One of the simplest circuit to demonstrate how to create a Block Diagram, that came to mind, was the Tail Light circuit off a CB750 wiring diagram (as shown on Lesson 6). Typically, any technician in need of troubleshooting the circuit would have to either visualize the circuit in his head, or make it on paper. For a beginner, the piece of paper would be the best option, in order to make sure they are not forgetting anything.
As you can see on this Wiring Diagram, the Battery is a 12V 14AH, or 14 Amps per Hour. If the Bike was left with the key ON, and enough components were ON to draw 14A, after an hour, the battery will be flat dead.
When the key is turned OFF, the circuit is said to be open (no path), and the electricity is stopped at the Red wire entering the Ignition Switch. That means that everything prior, is live or powered. Starting from the battery positive post, through the heavy gauge wire connects to a Relay that contains the Main Fuse of 30 Amps. It then flows through the fuse; comes out on a Red wire that travels all the way to the Ignition Switch. Note that before the switch, there is a 2 Prong connector Black in color. For more recent models, the ignition switch has at least 4-5 wires, and is a multi function switch.

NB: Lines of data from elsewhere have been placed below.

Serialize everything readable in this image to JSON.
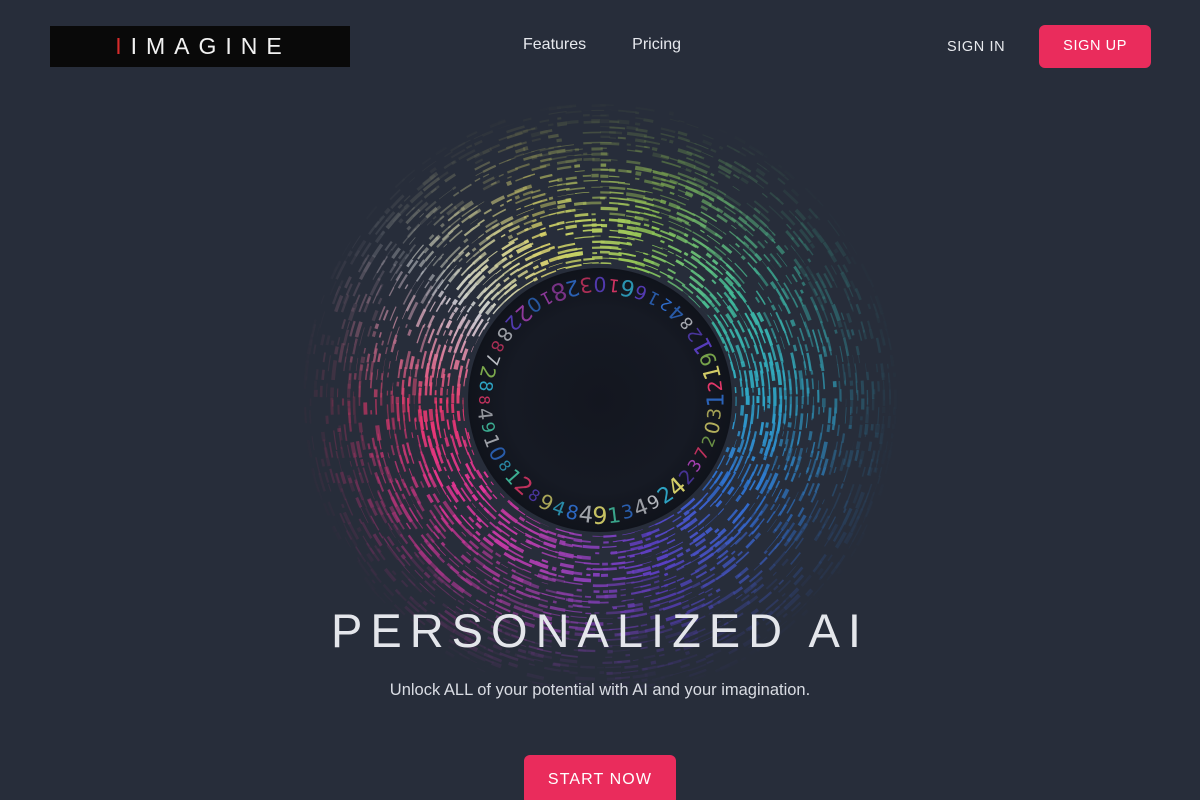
{
  "page": {
    "background_color": "#272d3a",
    "accent_color": "#ea2c5c"
  },
  "header": {
    "logo": {
      "accent_letter": "I",
      "text": "IMAGINE",
      "accent_color": "#d62b2b",
      "box_color": "#090909"
    },
    "nav": [
      {
        "label": "Features"
      },
      {
        "label": "Pricing"
      }
    ],
    "auth": {
      "sign_in_label": "SIGN IN",
      "sign_up_label": "SIGN UP"
    }
  },
  "hero": {
    "headline": "PERSONALIZED AI",
    "subtitle": "Unlock ALL of your potential with AI and your imagination.",
    "cta_label": "START NOW",
    "artwork": {
      "name": "radial-data-visualization",
      "center_digits": "0 1 6 6 1 2 4 8 2 1 9 1 2 1 3 0 2 7 3 2 4 2 9 4 3 1 9 4 8 4 9 8 2 1 8 0 1 9 4 8 8 2 7 8 8 2 2 0 1 8 2 3",
      "palette": [
        "#c9ccd2",
        "#d9d36a",
        "#8fc455",
        "#3fb89a",
        "#2fa8c9",
        "#2f6fd0",
        "#5b3fc4",
        "#a33fb0",
        "#e0359a",
        "#e8386b"
      ]
    }
  }
}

When the key is turned ON and the circuit is powered (or said to be Closed), the electricity will travel (almost instantly) through the light bulbs (the CB has 2 of them), and will return to the battery through the Frame of the motorcycle. And will keep doing this circuit until the key is turned OFF or something disconnects or opens. I mentioned the frame of the motorcycle as it is being used on just about all motorcycles as a conductor of electricity (Automotive in general or Aviation). The engine is also used as a conductor for other circuits. See the two drawings below.
On all Honda’s you can assume that the Green wires are the negative side. Every single Load device will use either a Green wire, the frame, or the engine for the return to the negative side of the battery. A few Manufacturer’s Ground wire colors:
- Honda => Green
- Harley => Black
- Kawasaki => Black with a Yellow stripe.
- Suzuki => Black with a White stripe.
- Yamaha => Black
To identify what is shown on a diagram, you will need to get familiar with the Symbols used in the industry.
Fuses are here to protect the circuits from excessive electrical flow. They are rated in Amps according to the amount of electricity allowed to flow in each circuit. Reminder: some fuses are used for multiple circuits (ie: Main Fuse). Fuses are meant to prevent circuits from melting or catching fire. When too much electricity flows through them, they are the first to melt or POP, and create an OPEN in the the circuit, rendering inoperable. You then need to figure out why it happened, and then replace the fuse. Failing to know the cause and fixing the cause will result in another burned fuse.
Another type of circuit protection is the Circuit Breaker, found on some Suzuki’s and Harley Davidson’s. Those, you can, and should only reset.